The absolute best part of this conference, for me, was not the guest speaker, was not the appropriate theme, was not the large-group discussions or skits, was not the snack table (which was pretty awesome)--it was meeting Lyn Sato. Lyn grew up in Arkansas, in Sherwood, Arkansas, to be exact, and in the Episcopal Church. She attended Sylvan Hills High School, a rival school of my high school, Wilbur D. Mills University Studies High School. and, And, AND, she was a counselor at Camp Mitchell (maybe early 80s?). What are the odds? She came to Japan with her husband and works as a teacher now. When we discovered we shared these southern roots, we started this weekend-long "do you know...?" game. We uncovered all these connections, laughing and crying over people loved and lost.

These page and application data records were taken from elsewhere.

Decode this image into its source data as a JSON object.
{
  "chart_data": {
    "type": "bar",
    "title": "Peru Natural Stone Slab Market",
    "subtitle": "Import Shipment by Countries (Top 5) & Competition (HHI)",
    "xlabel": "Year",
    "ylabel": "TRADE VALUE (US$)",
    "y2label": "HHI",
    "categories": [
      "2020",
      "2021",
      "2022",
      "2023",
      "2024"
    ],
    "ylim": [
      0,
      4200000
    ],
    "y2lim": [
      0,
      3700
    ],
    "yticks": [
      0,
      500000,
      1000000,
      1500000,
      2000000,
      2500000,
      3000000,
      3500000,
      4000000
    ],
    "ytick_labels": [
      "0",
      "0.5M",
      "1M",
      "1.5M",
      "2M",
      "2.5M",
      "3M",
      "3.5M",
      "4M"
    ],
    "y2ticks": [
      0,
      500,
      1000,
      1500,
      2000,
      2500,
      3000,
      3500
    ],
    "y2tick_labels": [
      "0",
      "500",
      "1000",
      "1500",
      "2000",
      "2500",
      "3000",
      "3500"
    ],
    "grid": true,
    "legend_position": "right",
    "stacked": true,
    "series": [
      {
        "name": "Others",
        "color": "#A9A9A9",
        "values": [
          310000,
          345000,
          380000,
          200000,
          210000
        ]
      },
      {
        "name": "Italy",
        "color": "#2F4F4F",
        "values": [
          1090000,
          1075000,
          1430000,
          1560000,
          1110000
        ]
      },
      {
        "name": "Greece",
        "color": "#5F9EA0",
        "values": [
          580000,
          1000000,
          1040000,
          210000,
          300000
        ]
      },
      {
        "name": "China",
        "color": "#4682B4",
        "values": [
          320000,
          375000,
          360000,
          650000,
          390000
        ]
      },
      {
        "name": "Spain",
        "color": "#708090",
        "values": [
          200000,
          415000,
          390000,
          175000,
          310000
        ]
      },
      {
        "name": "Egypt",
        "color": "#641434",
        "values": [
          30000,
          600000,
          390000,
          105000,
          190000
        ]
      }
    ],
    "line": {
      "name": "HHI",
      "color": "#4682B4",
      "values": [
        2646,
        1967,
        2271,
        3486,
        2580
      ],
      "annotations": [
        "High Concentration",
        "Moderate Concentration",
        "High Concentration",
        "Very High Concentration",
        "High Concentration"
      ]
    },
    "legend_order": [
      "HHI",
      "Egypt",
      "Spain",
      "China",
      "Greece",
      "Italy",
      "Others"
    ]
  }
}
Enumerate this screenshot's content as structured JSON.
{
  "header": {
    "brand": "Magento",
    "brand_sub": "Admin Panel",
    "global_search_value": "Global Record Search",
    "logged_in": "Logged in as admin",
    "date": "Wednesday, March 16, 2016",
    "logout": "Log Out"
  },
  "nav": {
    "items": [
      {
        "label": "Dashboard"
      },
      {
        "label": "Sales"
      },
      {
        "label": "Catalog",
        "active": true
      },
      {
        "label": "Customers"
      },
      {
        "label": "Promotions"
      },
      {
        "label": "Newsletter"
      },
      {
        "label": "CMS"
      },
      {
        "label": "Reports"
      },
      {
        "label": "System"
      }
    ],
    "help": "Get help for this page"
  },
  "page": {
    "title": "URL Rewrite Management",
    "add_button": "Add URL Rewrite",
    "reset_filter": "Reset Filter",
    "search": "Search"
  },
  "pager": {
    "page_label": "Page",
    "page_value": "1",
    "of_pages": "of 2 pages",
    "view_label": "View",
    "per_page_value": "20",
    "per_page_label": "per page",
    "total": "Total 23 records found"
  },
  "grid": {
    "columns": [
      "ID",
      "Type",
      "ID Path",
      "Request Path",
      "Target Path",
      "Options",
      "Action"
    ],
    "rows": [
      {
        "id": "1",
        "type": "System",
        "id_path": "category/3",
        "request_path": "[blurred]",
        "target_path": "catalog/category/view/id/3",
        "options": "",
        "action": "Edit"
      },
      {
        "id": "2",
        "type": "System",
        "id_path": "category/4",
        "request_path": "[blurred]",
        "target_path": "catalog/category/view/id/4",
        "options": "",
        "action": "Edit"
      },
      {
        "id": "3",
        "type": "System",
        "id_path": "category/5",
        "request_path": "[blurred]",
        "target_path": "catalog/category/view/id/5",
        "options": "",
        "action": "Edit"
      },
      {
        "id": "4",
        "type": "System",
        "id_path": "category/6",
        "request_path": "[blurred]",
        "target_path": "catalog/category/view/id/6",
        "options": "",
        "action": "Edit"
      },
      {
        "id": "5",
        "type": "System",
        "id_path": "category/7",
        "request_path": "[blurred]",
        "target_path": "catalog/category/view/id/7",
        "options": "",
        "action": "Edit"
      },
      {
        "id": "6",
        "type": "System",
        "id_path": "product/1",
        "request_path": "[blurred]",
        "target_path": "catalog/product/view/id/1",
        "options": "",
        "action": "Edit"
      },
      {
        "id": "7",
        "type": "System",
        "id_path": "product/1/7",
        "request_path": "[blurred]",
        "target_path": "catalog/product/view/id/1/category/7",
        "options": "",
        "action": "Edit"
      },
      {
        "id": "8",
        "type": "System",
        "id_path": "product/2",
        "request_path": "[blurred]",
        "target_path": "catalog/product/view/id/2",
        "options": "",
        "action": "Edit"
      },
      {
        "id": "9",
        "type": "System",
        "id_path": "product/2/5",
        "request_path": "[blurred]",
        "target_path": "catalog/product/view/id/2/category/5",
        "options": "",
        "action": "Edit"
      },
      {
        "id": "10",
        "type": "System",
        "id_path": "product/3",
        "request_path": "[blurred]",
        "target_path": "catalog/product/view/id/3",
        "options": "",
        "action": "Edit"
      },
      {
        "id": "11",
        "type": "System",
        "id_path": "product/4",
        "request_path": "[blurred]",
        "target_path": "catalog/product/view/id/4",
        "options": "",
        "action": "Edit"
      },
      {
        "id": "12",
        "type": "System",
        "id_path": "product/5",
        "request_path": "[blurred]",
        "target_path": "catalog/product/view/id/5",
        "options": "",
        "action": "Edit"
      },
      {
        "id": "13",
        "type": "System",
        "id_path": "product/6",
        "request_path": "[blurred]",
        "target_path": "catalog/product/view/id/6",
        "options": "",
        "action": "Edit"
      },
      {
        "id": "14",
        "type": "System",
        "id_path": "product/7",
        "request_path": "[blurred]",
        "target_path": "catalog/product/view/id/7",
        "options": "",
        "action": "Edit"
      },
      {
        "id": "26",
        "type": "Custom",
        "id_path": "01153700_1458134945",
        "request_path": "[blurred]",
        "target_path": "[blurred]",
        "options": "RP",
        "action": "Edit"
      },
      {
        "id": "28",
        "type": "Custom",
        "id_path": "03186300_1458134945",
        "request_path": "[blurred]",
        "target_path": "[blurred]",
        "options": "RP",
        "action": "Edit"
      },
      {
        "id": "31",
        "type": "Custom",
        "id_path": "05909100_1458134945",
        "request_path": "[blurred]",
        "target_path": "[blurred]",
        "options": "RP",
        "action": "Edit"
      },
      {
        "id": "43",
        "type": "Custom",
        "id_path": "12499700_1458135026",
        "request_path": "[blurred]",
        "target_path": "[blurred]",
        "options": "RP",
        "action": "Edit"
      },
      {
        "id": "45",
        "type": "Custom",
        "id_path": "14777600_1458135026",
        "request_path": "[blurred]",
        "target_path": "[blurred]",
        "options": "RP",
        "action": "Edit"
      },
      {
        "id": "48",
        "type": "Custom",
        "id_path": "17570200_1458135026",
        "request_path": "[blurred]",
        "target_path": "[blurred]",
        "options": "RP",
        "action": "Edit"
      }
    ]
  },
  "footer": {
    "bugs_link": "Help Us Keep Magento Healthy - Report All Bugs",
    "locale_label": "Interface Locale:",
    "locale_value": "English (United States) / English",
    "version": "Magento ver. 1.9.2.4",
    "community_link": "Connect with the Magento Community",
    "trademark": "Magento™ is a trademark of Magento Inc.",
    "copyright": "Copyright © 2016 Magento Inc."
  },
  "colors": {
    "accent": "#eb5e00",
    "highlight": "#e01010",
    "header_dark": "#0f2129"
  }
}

Meeting Lyn in this foreign country, at this annual conference mountains far away from both our Arkansas home and current Japan home, was one of the most spiritually uplifting experiences I've had since I've been here. It reinforced for me who I am and where I come from, and seemed to legitimize my identity in this place. To other people, I am just a foreigner, or an American, or maybe even an Arkansan to those people who have actually heard of my state; but to Lyn, I was Jenny Knight, Maumellian (is that what we're called?), Wilbur D. Mills Alum, University of Central Arkansas Alum, Arkansas Episcopalian, Camp Mitchell counselor...all these things that are virtually meaningless to other people I meet here.
Sidenote: A friend at Camp Mitchell painted a quote in our Arts & Crafts pavilion that I have never understood: "I am whole, I am free." (Cane West). I always thought it sounded too...something, beyond my rational scope of understanding. And I'm not sure if I have any better grasp on what Cane was meaning, but after last weekend, the quote has been popping up in my mind when I think about Lyn. Because since we met, I have felt, somehow, "free." And maybe it's because I feel I have been validated, maybe vindicated by her knowing and understanding my roots. Like I said, this might be far from what Cane was getting at, but I feel by recognizing and really understanding and empathizing with other people, we are freeing them from this feeling of not belonging or fitting in. Maybe the role that Lyn has played in my experience and existence in Japan is the role of assurance, and that, I feel, has completed this wheel of experience I've created in my brain to represent myself in this different culture. I am whole, I am free.
Kelly and I returned Sunday afternoon. We spent the entire train rides home dissecting all that had happened during the weekend. It was really nice for us to have been there together, I think we really bonded over some of the conference activities and our reflections of the weekend. So back at ARI, the "real-world," which still seems so unreal to both of us, we are adjusting back to farm life and kerosene heaters. Kelly arrived just one month after Doug and I, she will stay at ARI until January 2014. As for Doug and I, we are days away from the half-way mark. February 6 is our 6-month ARI anniversary! 6 months down, 6 months to go. Even though our time here will begin "counting down," we are certainly still in the mindset of "counting up." In the next month or two we will be preparing for the new 2013 participants' arrival and the busy spring and summer work that lies ahead. Even though we feel we know the ropes most of the time, it is humbling to think that we have no idea what is about to blossom on this farm in the next few months. A new season brings new work, and new lessons to be learned. We are very excited!
Knight Field Update
Well, our field has seen a good number of snows this winter, but we think it will pull through. We've already stepped on our wheat and now we can sit back and wait for the warmer sunshine of spring to really spur the growth of our strong little sprouts.
Yesterday we visited Edo Wonderland, a theme park celebrating the Edo era in Japan, 1603-1868. We saw ninja shows and reenactments and wax museums and all sorts of theme park-related fun. I will let the pictures do the talking (especially since I have done so much talking already!)
|contemplating in the maze|
|throwing ninja stars!|
Fellow Servants in Christ,
Doug and Jenny